In most cases, “Derivative” non-immigrant visas will be available so that the foreign national employee’s immediate family (spouse and children under 21 years of age) may accompany the worker to the U.S. and remain here with them.

When completing the application and interview process, you as an employer are “safe” in asking only two questions:
“Are you authorized to accept employment in the United States?” and: “Will you now or in the future require sponsorship in order to be able to accept employment in the United States?”
While you may see other formulations of these questions, and some of these may be acceptable to the government, the language above has been specifically acknowledged to be acceptable (i.e.: not violative of any equal opportunity/discrimination provisions). A person who [correctly] answers “yes” to the first question has unrestricted authorization to work in the U.S. and can begin employment immediately. A person who answers “yes” to the second question has unrestricted authorization to work in the U.S. for a limited period of time, and will eventually require your sponsorship as an employer to continue working.

No. There are many ways a person could have the temporary ability to work. One of the most common you will see concerns foreign nationals here on student visas, who are eligible for one year of unrestricted employment authorization after graduation from their program. These recent graduates will require you to sponsor them for a visa which authorizes employment at the end of the one year of unrestricted employment authorization (up to three years for certain students with STEM degrees)..

At this point, you should contact an immigration attorney to determine the most appropriate non-immigrant employment visa, what will be needed to apply for it, the time frame involved, and the cost. You may also want to negotiate with the prospective employee over such concerns as:
Who will be responsible for legal fees and other costs of immigration work (filing fees, expenses, etc. – but understand that in some cases, the employer may be legally required to pay or the issue of who pays may impact substantive aspects of the case)
Whether or not you would eventually consider sponsoring the foreign national prospective employee for permanent residence; and
If you agree to consider sponsorship for permanent residence, whether there will there be a probationary period involved first.

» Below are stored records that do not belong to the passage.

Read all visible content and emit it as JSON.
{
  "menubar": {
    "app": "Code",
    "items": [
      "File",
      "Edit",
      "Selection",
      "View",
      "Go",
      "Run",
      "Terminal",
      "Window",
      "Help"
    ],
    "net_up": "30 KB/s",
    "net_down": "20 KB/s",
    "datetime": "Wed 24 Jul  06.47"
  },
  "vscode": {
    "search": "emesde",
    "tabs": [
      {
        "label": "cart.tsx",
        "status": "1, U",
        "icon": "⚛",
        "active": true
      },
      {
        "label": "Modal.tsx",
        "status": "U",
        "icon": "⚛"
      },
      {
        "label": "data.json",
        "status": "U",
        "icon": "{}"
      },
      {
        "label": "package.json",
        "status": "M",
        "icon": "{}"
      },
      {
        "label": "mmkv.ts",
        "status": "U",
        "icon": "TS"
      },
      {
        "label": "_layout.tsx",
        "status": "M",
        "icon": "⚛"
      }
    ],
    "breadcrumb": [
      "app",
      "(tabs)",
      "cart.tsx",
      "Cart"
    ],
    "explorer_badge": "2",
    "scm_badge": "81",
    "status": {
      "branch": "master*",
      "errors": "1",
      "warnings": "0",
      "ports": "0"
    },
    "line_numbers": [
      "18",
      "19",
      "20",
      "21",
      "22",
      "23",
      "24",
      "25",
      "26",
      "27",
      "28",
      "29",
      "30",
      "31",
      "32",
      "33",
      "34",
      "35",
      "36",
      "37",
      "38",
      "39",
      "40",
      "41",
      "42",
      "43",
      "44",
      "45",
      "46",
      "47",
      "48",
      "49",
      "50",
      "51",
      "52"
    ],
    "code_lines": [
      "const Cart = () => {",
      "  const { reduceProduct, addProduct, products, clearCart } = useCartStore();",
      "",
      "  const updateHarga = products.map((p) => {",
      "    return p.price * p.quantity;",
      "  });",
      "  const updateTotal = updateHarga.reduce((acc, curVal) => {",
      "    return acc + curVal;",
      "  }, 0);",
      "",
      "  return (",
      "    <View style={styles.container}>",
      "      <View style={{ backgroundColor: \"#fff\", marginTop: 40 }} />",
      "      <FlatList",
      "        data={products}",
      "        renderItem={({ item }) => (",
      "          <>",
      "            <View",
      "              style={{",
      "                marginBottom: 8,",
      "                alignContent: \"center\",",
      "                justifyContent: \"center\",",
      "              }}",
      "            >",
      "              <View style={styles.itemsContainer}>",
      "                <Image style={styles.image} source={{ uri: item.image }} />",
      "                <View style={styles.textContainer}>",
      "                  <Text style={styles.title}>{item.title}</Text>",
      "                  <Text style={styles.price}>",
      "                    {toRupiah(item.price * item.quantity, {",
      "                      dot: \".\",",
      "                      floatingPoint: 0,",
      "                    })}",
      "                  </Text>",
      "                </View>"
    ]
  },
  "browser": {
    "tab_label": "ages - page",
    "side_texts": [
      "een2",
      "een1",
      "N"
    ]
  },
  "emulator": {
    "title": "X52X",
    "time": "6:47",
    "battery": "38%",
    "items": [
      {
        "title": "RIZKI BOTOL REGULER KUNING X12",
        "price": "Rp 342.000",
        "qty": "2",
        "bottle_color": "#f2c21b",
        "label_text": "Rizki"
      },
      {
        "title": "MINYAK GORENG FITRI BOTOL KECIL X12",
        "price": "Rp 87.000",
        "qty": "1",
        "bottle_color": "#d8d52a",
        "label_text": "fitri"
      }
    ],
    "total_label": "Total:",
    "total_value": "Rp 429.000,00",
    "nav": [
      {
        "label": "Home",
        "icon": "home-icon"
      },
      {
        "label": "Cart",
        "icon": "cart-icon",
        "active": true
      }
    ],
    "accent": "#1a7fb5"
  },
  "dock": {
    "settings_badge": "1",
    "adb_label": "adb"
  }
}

Remember that non-immigrant visas, though quicker and easier to obtain, are generally temporary in nature. One of the most commonly used non-immigrant visas, the H-1B Specialty Occupation visa, allows a maximum of six years of physical presence in the U.S. and employment authorization. If you want to keep the foreign national employed with your organization beyond that period, they will need either some other type of employment-permitting non-immigrant visa or permanent residence. Most foreign national employees will eventually want to obtain permanent residence – sponsorship is something which an employer may offer as a benefit to a desired employee or as a retention tool for valued employees. Please see our Employer’s Permanent Residence Overview for more information.